WHAT IS NEEDED: Locate the word "strength" in the entries below, then gather every line that holds it.

DATA UNDER STUDY:

┄┄┄┄┄┄┄┄┄┄┄┄┄┄┄┄┄┄┄┄

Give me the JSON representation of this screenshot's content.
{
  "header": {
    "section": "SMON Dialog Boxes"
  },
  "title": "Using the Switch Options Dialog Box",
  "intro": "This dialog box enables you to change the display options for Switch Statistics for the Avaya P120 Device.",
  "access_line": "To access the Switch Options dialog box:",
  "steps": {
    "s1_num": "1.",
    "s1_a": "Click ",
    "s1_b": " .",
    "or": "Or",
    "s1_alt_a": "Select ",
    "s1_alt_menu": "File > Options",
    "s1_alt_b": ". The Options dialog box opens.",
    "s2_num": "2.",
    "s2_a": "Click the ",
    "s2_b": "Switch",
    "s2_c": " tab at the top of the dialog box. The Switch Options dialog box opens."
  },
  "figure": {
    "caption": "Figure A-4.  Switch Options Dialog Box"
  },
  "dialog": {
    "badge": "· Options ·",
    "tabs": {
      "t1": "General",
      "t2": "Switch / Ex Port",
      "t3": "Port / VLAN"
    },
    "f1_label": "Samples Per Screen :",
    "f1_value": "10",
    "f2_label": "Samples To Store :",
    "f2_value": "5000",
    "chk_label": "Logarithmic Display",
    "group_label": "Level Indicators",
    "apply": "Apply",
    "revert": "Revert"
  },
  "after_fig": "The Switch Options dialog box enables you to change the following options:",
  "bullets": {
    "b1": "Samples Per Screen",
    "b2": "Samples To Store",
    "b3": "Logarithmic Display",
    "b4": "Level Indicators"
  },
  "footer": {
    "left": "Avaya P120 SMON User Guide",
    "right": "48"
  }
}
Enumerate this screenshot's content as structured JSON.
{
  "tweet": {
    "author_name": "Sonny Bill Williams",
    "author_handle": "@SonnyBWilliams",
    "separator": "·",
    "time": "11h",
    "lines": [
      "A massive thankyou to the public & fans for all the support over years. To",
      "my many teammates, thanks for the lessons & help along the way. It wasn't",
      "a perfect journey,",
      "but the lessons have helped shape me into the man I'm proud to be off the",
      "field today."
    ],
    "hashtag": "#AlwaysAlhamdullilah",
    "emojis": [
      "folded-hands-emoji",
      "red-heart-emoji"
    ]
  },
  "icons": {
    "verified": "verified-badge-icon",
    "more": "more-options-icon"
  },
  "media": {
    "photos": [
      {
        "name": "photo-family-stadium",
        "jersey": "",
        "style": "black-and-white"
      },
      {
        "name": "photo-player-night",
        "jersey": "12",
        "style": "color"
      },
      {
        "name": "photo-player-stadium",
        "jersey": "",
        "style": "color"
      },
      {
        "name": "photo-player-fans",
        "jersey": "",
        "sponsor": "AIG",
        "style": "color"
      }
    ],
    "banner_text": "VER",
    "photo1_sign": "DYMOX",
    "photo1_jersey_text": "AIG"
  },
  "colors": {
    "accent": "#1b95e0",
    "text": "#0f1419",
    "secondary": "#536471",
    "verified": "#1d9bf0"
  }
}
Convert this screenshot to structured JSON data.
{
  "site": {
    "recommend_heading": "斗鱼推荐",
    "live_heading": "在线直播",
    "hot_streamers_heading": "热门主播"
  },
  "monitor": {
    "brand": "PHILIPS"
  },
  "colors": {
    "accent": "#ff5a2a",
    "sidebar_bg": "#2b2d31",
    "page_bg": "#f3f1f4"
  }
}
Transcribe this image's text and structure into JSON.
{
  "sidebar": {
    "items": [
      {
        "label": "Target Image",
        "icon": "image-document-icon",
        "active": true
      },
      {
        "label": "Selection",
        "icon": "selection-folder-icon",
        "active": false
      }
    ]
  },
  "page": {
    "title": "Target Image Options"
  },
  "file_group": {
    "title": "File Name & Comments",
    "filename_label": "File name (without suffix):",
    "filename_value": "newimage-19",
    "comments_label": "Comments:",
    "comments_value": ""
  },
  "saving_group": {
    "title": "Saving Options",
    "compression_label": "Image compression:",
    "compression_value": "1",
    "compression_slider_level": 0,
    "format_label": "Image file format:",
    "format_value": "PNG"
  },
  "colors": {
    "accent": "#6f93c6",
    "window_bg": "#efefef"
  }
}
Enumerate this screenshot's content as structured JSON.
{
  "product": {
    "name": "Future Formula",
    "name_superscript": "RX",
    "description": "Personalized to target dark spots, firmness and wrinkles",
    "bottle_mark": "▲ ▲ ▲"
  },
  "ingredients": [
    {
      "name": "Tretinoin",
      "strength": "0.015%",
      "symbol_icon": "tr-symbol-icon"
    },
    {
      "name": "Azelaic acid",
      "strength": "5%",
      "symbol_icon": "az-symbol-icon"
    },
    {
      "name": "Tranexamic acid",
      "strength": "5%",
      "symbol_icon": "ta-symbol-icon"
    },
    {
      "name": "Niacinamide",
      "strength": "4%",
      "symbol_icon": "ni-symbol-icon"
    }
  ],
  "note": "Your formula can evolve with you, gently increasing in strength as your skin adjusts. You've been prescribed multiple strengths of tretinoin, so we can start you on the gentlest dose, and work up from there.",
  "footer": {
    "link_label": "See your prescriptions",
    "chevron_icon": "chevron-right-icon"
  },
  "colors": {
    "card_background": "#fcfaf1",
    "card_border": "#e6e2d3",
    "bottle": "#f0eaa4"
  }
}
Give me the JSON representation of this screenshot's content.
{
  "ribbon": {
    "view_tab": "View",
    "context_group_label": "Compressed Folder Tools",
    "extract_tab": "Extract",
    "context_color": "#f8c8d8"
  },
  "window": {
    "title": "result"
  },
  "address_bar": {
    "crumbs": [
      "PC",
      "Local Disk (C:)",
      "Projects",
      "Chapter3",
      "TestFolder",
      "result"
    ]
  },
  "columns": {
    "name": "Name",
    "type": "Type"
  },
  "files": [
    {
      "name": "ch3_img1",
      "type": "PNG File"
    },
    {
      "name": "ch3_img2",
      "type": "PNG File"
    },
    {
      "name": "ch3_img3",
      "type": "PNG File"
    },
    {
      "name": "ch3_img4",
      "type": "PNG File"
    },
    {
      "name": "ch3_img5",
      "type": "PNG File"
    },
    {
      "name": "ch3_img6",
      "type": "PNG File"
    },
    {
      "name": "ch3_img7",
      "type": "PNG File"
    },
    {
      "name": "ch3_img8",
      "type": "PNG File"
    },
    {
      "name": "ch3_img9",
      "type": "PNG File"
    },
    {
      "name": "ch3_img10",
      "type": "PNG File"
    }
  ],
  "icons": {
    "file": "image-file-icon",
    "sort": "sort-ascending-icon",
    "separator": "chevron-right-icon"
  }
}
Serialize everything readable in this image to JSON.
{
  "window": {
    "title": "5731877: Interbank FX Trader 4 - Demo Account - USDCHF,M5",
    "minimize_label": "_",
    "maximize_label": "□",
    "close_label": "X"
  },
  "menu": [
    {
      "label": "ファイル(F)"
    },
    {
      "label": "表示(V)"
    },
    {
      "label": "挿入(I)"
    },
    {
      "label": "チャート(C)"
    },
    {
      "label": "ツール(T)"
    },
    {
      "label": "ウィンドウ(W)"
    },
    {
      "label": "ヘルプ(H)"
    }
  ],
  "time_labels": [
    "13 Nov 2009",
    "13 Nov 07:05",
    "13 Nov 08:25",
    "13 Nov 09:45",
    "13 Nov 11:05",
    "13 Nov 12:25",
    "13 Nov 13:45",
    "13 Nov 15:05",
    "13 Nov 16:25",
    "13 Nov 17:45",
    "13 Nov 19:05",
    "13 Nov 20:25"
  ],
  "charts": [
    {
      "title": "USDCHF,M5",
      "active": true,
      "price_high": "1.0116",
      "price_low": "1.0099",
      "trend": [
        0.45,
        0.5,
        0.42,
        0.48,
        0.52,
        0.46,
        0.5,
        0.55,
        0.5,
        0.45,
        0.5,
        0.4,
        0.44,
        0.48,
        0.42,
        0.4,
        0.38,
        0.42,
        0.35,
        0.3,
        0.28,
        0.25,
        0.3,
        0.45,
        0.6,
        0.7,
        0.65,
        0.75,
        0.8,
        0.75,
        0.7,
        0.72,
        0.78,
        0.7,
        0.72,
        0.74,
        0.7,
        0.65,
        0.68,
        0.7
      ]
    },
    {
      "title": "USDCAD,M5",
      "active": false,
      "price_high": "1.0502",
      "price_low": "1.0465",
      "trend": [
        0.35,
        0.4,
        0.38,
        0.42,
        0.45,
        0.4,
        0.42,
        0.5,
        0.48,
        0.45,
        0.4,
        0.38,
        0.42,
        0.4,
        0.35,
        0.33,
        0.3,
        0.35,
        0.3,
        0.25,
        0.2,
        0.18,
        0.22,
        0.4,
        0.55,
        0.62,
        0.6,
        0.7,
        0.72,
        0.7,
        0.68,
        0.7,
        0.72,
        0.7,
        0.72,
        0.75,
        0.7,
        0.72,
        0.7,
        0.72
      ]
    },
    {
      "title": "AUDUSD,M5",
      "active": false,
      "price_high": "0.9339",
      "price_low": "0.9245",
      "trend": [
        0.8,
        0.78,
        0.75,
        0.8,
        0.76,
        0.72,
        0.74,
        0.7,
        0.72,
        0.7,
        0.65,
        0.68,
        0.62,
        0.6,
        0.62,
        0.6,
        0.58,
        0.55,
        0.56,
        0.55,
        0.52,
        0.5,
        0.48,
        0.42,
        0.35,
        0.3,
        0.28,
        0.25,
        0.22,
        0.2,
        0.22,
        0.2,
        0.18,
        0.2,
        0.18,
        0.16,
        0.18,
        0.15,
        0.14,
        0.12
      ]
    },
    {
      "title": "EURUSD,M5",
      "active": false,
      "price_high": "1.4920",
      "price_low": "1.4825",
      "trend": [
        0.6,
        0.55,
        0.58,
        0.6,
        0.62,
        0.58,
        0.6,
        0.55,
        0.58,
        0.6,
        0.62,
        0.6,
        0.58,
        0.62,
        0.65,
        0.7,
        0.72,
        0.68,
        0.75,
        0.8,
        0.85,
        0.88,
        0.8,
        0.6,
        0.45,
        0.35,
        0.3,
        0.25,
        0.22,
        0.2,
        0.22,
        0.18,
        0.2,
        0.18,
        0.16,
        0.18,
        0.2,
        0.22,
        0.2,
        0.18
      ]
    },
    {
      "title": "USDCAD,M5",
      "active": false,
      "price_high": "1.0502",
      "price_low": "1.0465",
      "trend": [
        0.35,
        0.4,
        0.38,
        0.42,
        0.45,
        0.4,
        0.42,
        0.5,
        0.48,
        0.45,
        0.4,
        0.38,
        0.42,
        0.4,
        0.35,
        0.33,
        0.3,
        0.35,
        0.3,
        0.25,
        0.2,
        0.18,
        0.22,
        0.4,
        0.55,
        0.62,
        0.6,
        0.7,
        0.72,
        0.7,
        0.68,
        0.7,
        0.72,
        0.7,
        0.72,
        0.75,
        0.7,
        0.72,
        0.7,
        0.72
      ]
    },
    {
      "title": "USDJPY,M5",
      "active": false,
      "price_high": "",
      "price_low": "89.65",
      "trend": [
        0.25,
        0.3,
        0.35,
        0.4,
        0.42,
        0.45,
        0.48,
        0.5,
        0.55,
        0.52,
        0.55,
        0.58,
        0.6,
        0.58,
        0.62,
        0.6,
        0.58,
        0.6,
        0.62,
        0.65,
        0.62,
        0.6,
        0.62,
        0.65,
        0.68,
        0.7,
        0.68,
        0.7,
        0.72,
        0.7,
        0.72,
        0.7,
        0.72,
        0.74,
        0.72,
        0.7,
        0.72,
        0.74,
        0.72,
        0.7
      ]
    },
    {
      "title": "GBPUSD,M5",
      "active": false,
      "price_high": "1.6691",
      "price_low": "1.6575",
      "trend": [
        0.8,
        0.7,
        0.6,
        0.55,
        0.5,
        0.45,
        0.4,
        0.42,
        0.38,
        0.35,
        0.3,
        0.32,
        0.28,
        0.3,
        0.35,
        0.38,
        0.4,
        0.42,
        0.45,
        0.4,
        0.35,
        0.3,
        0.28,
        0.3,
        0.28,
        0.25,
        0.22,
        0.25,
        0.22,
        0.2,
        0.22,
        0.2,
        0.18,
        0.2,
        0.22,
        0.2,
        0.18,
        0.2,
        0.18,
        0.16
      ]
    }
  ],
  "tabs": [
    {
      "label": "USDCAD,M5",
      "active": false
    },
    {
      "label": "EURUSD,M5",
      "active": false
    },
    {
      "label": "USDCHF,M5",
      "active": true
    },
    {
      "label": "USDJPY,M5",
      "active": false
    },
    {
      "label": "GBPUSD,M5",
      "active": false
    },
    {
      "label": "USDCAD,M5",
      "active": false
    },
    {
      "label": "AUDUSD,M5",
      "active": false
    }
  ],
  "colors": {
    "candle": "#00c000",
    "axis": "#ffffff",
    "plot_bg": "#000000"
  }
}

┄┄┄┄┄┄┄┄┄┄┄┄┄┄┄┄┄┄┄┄

RESPONSE TO THE EXERCISE:
      "strength": "0.015%",
      "strength": "5%",
      "strength": "5%",
      "strength": "4%",
  "note": "Your formula can evolve with you, gently increasing in strength as your skin adjusts. You've been prescribed multiple strengths of tretinoin, so we can start you on the gentlest dose, and work up from there.",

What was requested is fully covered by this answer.